You may very well be right that stats & application papers have a more male-biased authorship; and it is also very possible that self selection occurs.
I think it would be great to look at submission rates and acceptance rates by gender.
I think the main problem with issues like gender biases is that we just don’t have asccess to the data so it is difficult to show advantages or disadvantages to females.
I had the same thought about male/female ratios in different subdisciplines. In addition to self-selection, we might also consider that unconscious gender bias is more acute in the “mathy” sub disciplines, and so journals like MEE might have a lower female author fraction than, say, behavior journals — and thus it might be more important for such journals to implement double-blind review.
I was wondering the same thing – Regarding double-blind review.
Maybe there is a discussion to be had in this direction
Just read through Symonds M.R.E. et al. (2006), they make a scary set bar graphs
I disagree with your estimate of how many female first-authored papers there ought to be if everything were equitable. Consider that tenured professors, though perhaps prolific, tend to be LAST authors. And there are many more post docs than tenured professors all around, so even if they produce fewer papers individually, there are more of them — and they’re much more likely to be fist authors. So you’d expect closer to the 41% ratio of post-docs. Say, 30-40% to be conservative.

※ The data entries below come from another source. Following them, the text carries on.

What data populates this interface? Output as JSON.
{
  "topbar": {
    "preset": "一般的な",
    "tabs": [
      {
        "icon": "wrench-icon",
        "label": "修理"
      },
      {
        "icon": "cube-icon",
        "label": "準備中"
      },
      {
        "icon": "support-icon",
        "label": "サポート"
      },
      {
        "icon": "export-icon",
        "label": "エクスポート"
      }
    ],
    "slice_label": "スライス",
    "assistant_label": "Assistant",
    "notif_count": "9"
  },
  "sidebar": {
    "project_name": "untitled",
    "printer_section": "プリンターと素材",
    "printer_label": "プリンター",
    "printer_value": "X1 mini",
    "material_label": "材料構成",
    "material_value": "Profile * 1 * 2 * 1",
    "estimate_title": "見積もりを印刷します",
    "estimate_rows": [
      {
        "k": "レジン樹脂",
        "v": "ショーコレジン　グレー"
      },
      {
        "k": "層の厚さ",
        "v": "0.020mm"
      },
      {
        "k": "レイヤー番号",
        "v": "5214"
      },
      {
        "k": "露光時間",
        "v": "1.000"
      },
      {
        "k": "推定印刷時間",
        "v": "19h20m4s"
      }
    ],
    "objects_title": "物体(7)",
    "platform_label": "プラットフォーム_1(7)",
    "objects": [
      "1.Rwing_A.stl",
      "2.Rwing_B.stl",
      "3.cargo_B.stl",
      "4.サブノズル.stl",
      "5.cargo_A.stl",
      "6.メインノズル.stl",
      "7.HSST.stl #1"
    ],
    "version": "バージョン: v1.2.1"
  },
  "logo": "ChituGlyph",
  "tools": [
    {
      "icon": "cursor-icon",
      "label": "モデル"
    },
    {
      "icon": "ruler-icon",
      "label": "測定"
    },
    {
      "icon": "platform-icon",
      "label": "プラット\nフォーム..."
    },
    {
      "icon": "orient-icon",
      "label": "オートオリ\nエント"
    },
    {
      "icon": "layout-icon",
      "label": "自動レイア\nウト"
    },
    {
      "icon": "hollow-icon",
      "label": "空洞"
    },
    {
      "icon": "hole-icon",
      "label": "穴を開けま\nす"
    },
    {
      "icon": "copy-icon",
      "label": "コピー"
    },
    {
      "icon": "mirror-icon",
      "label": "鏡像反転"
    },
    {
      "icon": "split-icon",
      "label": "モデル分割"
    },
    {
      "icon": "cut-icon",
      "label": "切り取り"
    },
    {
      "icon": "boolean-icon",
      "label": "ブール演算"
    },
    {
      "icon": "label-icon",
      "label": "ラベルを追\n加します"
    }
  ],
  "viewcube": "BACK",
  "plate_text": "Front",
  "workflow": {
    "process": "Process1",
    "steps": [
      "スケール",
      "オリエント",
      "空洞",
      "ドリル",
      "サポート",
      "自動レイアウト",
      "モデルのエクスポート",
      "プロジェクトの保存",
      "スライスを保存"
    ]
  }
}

You may very we’ll be right. It’s so difficult to get information about how many papers are actually submitted (by gender) and where they are submitted and whether they are accepted.
The Shaw & Stanton paper cited above models this kind of stuff so hopefully they will continue with their studies into gender bias and come up with more accurate numbers for individual research fields.
I don’t really understand why it is so difficult to get this information. Or at least the information must be there in the system – Journals know what MSs have been Submitted and Accepted and at least the names of the authors on these MSs. Surely at least within a Journal this should be a reasonable stat to gather. We could possibly even ask the Authors as they are submitting the MS to tick a gender box (explaining what it is to be used for) as almost all job applications for Universities already do.
Maybe we should look in to this.